◆ **RECORDS FOR THE TASK**
- - - - - - -
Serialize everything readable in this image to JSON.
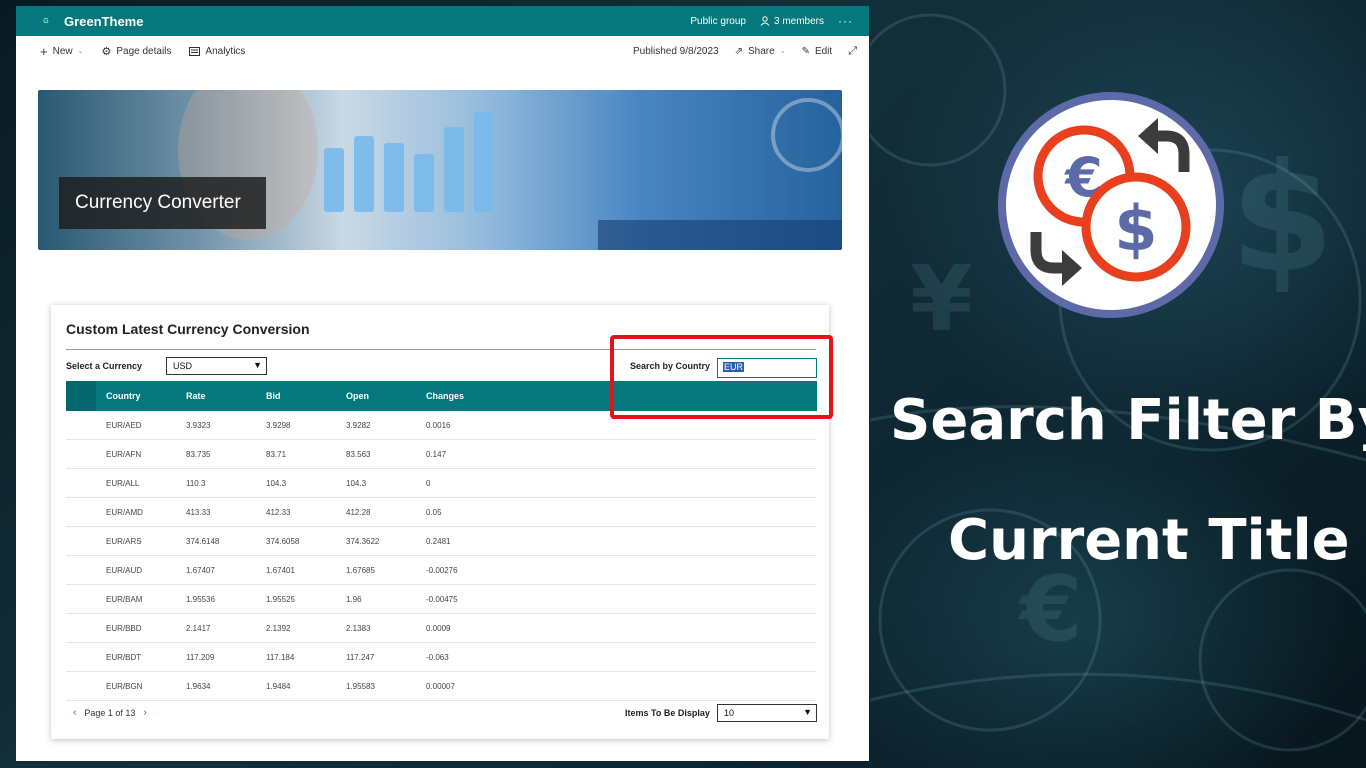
{
  "suite": {
    "logo_letter": "G",
    "site_name": "GreenTheme",
    "group_type": "Public group",
    "members": "3 members",
    "more": "···"
  },
  "command_bar": {
    "new": "New",
    "page_details": "Page details",
    "analytics": "Analytics",
    "published": "Published 9/8/2023",
    "share": "Share",
    "edit": "Edit"
  },
  "hero": {
    "title": "Currency Converter"
  },
  "card": {
    "title": "Custom Latest Currency Conversion",
    "select_label": "Select a Currency",
    "select_value": "USD",
    "search_label": "Search by Country",
    "search_value": "EUR",
    "columns": [
      "Country",
      "Rate",
      "Bid",
      "Open",
      "Changes"
    ],
    "rows": [
      [
        "EUR/AED",
        "3.9323",
        "3.9298",
        "3.9282",
        "0.0016"
      ],
      [
        "EUR/AFN",
        "83.735",
        "83.71",
        "83.563",
        "0.147"
      ],
      [
        "EUR/ALL",
        "110.3",
        "104.3",
        "104.3",
        "0"
      ],
      [
        "EUR/AMD",
        "413.33",
        "412.33",
        "412.28",
        "0.05"
      ],
      [
        "EUR/ARS",
        "374.6148",
        "374.6058",
        "374.3622",
        "0.2481"
      ],
      [
        "EUR/AUD",
        "1.67407",
        "1.67401",
        "1.67685",
        "-0.00276"
      ],
      [
        "EUR/BAM",
        "1.95536",
        "1.95525",
        "1.96",
        "-0.00475"
      ],
      [
        "EUR/BBD",
        "2.1417",
        "2.1392",
        "2.1383",
        "0.0009"
      ],
      [
        "EUR/BDT",
        "117.209",
        "117.184",
        "117.247",
        "-0.063"
      ],
      [
        "EUR/BGN",
        "1.9634",
        "1.9484",
        "1.95583",
        "0.00007"
      ]
    ],
    "pager": "Page 1 of 13",
    "items_label": "Items To Be Display",
    "items_value": "10"
  },
  "headline": {
    "line1": "Search Filter By",
    "line2": "Current Title"
  },
  "colors": {
    "theme": "#04787c",
    "highlight": "#e0151b",
    "logo_ring": "#5d6aa8",
    "coin_red": "#e8401f",
    "coin_symbol": "#5d6aa8"
  }
}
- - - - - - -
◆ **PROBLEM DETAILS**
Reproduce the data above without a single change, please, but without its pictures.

◆ **EXPECTED ANSWER**
Serialize everything readable in this image to JSON.
{
  "suite": {
    "logo_letter": "G",
    "site_name": "GreenTheme",
    "group_type": "Public group",
    "members": "3 members",
    "more": "···"
  },
  "command_bar": {
    "new": "New",
    "page_details": "Page details",
    "analytics": "Analytics",
    "published": "Published 9/8/2023",
    "share": "Share",
    "edit": "Edit"
  },
  "hero": {
    "title": "Currency Converter"
  },
  "card": {
    "title": "Custom Latest Currency Conversion",
    "select_label": "Select a Currency",
    "select_value": "USD",
    "search_label": "Search by Country",
    "search_value": "EUR",
    "columns": [
      "Country",
      "Rate",
      "Bid",
      "Open",
      "Changes"
    ],
    "rows": [
      [
        "EUR/AED",
        "3.9323",
        "3.9298",
        "3.9282",
        "0.0016"
      ],
      [
        "EUR/AFN",
        "83.735",
        "83.71",
        "83.563",
        "0.147"
      ],
      [
        "EUR/ALL",
        "110.3",
        "104.3",
        "104.3",
        "0"
      ],
      [
        "EUR/AMD",
        "413.33",
        "412.33",
        "412.28",
        "0.05"
      ],
      [
        "EUR/ARS",
        "374.6148",
        "374.6058",
        "374.3622",
        "0.2481"
      ],
      [
        "EUR/AUD",
        "1.67407",
        "1.67401",
        "1.67685",
        "-0.00276"
      ],
      [
        "EUR/BAM",
        "1.95536",
        "1.95525",
        "1.96",
        "-0.00475"
      ],
      [
        "EUR/BBD",
        "2.1417",
        "2.1392",
        "2.1383",
        "0.0009"
      ],
      [
        "EUR/BDT",
        "117.209",
        "117.184",
        "117.247",
        "-0.063"
      ],
      [
        "EUR/BGN",
        "1.9634",
        "1.9484",
        "1.95583",
        "0.00007"
      ]
    ],
    "pager": "Page 1 of 13",
    "items_label": "Items To Be Display",
    "items_value": "10"
  },
  "headline": {
    "line1": "Search Filter By",
    "line2": "Current Title"
  },
  "colors": {
    "theme": "#04787c",
    "highlight": "#e0151b",
    "logo_ring": "#5d6aa8",
    "coin_red": "#e8401f",
    "coin_symbol": "#5d6aa8"
  }
}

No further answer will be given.